* **Task statement**: Whenever the string "your" appears in a line below, please copy the line out.

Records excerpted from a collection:
☆ ☆ ☆ ☆
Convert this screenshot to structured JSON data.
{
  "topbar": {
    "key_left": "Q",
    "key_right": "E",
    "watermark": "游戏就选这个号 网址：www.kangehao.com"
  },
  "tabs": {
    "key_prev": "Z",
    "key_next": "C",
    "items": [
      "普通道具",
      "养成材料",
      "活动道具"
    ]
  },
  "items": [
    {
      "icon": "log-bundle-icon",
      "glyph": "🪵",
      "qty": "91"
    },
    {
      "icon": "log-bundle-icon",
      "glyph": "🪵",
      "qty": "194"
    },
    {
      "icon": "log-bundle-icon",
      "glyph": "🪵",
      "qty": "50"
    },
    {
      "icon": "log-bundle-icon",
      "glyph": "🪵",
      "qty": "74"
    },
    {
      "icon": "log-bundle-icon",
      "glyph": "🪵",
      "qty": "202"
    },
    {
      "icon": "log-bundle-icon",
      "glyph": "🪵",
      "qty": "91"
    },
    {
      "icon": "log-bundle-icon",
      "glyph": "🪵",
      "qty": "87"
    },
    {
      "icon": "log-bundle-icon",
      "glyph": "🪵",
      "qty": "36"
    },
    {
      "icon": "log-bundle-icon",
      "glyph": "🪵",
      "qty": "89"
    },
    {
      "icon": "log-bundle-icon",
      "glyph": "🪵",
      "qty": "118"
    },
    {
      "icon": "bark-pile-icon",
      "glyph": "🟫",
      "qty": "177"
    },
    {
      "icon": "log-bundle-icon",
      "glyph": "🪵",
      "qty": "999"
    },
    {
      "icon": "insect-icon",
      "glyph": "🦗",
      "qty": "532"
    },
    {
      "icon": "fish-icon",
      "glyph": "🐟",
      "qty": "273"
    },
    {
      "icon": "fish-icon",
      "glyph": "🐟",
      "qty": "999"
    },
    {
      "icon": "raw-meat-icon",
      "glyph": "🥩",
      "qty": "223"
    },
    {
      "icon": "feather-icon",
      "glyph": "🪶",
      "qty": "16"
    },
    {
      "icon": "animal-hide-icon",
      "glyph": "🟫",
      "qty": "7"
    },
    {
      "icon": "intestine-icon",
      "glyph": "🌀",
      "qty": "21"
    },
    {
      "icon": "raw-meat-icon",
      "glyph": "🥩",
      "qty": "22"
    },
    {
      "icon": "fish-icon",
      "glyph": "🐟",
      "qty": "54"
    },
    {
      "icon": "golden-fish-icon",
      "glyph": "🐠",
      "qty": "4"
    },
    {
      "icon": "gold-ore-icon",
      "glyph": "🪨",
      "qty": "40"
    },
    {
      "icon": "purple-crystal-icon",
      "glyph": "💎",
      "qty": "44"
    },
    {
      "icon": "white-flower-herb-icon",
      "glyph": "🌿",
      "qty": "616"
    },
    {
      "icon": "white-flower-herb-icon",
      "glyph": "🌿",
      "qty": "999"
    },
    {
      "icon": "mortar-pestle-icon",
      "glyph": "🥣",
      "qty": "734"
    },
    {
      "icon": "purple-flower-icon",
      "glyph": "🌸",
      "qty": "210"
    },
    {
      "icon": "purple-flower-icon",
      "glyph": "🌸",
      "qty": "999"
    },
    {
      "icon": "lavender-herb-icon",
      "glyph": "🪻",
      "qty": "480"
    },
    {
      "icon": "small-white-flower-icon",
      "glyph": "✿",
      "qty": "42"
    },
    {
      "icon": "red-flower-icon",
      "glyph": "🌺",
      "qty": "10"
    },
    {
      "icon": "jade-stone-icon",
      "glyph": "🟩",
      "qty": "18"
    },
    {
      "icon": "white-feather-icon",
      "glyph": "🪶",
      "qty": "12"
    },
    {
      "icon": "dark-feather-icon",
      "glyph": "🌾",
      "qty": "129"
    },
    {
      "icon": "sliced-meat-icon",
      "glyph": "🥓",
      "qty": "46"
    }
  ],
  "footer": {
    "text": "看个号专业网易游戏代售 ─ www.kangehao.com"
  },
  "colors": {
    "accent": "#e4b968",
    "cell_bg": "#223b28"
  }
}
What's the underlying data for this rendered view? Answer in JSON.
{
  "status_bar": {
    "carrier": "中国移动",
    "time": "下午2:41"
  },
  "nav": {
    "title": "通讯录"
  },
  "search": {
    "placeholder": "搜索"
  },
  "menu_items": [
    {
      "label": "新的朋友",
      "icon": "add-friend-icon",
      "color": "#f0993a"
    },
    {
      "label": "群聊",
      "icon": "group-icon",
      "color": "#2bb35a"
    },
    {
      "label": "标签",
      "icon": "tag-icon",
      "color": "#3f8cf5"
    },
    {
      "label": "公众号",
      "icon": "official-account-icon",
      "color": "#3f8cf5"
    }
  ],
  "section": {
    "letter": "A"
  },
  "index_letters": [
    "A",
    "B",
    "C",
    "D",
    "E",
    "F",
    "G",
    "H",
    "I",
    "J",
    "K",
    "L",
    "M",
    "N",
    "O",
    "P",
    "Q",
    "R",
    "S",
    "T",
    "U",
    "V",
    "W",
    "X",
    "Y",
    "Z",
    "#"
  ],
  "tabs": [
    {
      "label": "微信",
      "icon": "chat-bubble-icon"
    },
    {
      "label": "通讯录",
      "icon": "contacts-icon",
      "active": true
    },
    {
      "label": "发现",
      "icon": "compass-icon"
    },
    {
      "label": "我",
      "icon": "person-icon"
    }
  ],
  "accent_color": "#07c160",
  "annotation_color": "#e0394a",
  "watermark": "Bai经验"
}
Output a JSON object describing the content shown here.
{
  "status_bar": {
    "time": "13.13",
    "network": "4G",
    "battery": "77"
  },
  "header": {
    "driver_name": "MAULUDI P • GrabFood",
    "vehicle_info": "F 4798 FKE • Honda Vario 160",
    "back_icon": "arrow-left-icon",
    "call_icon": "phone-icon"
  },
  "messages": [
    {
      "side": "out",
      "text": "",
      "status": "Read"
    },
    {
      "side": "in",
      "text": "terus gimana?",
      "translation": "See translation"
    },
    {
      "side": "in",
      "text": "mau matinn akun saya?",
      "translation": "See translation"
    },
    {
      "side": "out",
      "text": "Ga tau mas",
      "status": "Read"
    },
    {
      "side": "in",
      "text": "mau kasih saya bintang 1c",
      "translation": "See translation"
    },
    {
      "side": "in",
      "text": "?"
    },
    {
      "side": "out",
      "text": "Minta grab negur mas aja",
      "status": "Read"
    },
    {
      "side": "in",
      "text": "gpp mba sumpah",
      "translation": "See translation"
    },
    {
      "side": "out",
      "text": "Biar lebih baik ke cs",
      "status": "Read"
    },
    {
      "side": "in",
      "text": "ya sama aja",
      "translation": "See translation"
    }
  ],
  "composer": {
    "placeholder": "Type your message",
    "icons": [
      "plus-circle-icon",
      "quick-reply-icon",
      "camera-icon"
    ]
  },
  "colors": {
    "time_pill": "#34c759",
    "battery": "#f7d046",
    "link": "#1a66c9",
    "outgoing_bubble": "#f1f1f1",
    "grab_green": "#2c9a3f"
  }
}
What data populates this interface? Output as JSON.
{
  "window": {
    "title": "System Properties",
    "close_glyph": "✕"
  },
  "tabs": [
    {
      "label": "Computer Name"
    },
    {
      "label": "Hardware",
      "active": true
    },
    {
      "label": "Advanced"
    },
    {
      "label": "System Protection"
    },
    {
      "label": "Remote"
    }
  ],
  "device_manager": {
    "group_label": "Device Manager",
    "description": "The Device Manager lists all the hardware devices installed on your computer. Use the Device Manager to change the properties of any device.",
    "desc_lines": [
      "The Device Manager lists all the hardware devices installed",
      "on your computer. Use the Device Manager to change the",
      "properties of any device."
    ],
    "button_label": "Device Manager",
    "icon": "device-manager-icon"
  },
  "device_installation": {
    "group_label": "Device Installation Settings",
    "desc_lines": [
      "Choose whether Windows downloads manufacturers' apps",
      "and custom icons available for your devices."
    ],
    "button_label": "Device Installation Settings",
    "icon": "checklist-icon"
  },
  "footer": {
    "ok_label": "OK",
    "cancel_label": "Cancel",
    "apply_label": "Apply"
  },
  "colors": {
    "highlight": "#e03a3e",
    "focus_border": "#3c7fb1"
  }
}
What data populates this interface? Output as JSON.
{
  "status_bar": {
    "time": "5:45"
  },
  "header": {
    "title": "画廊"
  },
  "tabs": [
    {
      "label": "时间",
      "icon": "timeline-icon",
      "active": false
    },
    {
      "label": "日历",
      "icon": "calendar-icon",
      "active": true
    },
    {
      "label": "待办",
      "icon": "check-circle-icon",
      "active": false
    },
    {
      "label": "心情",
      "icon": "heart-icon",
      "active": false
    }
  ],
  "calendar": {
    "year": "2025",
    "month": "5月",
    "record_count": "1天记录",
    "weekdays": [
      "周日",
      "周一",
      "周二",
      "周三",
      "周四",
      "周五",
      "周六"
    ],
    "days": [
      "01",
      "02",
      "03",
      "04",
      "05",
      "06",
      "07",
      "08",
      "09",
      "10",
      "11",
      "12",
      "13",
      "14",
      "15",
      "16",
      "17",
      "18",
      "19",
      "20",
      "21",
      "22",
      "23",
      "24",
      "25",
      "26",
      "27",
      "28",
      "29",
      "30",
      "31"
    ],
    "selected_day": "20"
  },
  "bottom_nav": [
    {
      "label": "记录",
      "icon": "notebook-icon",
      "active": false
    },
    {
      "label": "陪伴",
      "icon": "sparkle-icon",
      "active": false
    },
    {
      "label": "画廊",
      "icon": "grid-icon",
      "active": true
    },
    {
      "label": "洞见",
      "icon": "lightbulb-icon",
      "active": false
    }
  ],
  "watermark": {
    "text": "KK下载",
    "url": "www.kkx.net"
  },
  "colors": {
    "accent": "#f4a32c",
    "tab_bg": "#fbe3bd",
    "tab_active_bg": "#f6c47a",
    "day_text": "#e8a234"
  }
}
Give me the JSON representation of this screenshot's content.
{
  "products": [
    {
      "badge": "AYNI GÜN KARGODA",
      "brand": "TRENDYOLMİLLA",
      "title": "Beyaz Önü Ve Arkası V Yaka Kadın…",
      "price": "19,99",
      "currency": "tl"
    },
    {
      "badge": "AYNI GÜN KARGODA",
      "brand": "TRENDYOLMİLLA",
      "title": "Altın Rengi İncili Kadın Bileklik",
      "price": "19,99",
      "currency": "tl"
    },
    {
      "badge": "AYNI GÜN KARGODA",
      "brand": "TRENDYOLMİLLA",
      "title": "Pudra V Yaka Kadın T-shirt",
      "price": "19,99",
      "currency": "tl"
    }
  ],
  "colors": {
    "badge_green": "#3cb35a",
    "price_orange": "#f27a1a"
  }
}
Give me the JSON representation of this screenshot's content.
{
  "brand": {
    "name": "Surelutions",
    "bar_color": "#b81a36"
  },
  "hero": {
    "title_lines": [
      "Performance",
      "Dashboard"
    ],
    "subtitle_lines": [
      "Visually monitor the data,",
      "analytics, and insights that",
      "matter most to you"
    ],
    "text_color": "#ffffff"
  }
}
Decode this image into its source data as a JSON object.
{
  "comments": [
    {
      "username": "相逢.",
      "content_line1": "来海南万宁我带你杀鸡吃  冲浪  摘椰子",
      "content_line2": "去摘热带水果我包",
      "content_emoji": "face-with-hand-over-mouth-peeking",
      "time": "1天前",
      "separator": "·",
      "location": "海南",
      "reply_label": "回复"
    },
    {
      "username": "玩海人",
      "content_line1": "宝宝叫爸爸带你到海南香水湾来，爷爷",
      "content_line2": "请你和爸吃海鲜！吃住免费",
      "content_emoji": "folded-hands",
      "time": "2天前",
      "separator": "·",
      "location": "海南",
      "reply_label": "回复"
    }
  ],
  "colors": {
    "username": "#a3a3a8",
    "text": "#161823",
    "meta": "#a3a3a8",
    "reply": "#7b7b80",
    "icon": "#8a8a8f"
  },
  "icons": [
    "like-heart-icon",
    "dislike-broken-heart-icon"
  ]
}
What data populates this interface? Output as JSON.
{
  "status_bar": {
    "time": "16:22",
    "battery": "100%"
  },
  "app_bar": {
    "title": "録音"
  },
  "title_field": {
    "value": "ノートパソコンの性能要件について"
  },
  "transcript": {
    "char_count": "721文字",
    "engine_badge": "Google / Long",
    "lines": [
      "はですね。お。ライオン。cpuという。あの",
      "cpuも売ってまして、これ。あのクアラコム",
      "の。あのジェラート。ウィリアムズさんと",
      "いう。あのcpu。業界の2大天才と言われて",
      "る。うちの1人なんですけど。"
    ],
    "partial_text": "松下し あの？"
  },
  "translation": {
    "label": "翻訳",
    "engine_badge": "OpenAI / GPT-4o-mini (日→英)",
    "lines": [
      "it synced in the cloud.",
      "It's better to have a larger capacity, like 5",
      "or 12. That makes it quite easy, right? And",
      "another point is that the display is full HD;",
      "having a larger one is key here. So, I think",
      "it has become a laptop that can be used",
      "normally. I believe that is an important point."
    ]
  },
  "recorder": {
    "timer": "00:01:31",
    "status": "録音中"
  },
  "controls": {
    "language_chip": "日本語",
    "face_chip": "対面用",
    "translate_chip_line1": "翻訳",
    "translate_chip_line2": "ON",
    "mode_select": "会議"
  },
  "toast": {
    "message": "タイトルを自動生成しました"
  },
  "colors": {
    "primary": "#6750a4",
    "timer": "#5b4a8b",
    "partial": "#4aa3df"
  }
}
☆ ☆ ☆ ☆
* **Answer area**:
    "placeholder": "Type your message",
    "description": "The Device Manager lists all the hardware devices installed on your computer. Use the Device Manager to change the properties of any device.",
      "on your computer. Use the Device Manager to change the",
      "and custom icons available for your devices."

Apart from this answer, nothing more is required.